BEGIN
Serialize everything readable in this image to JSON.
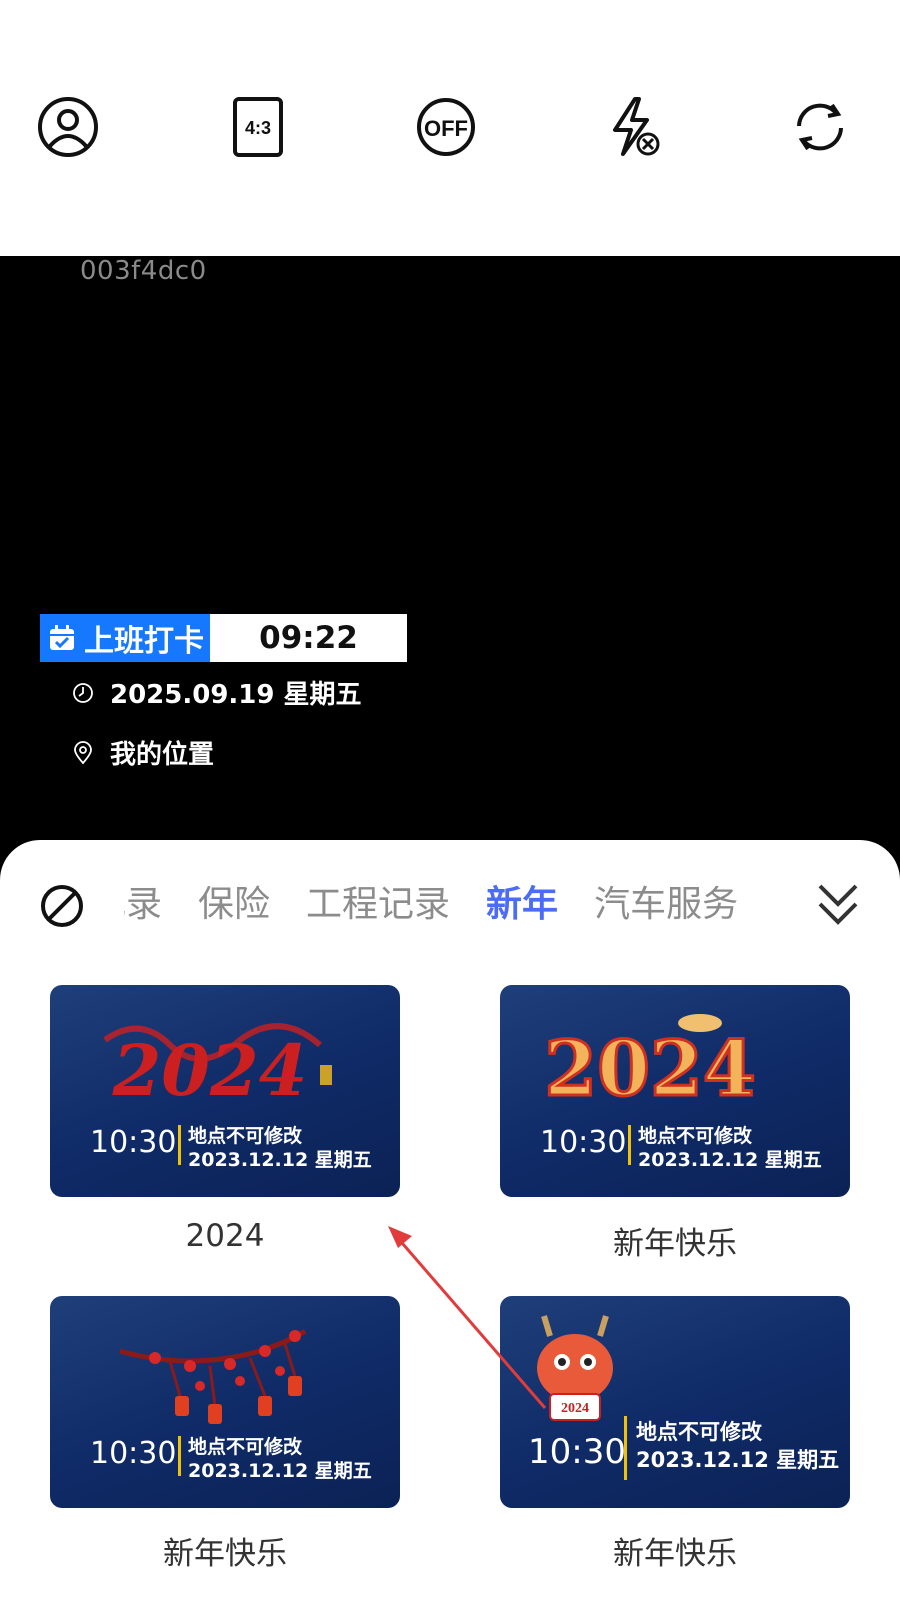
{
  "toolbar": {
    "buttons": [
      {
        "name": "profile-icon"
      },
      {
        "name": "aspect-ratio-icon",
        "label": "4:3"
      },
      {
        "name": "timer-off-icon",
        "label": "OFF"
      },
      {
        "name": "flash-off-icon"
      },
      {
        "name": "switch-camera-icon"
      }
    ]
  },
  "viewfinder": {
    "device_id": "003f4dc0",
    "stamp": {
      "title": "上班打卡",
      "time": "09:22",
      "date": "2025.09.19 星期五",
      "location": "我的位置"
    }
  },
  "categories": {
    "items": [
      "记录",
      "保险",
      "工程记录",
      "新年",
      "汽车服务"
    ],
    "active": "新年",
    "active_color": "#4a6cf7"
  },
  "templates": [
    {
      "caption": "2024",
      "time": "10:30",
      "location": "地点不可修改",
      "date": "2023.12.12 星期五",
      "art": "2024",
      "art_color": "#cc1f1f"
    },
    {
      "caption": "新年快乐",
      "time": "10:30",
      "location": "地点不可修改",
      "date": "2023.12.12 星期五",
      "art": "2024",
      "art_color": "#f3b35a"
    },
    {
      "caption": "新年快乐",
      "time": "10:30",
      "location": "地点不可修改",
      "date": "2023.12.12 星期五",
      "art": "",
      "art_color": "#d82828"
    },
    {
      "caption": "新年快乐",
      "time": "10:30",
      "location": "地点不可修改",
      "date": "2023.12.12 星期五",
      "art": "2024",
      "art_color": "#e85a3a"
    }
  ]
}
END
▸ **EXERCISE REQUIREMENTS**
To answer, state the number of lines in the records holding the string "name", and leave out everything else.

▸ **YOUR RESPONSE**
5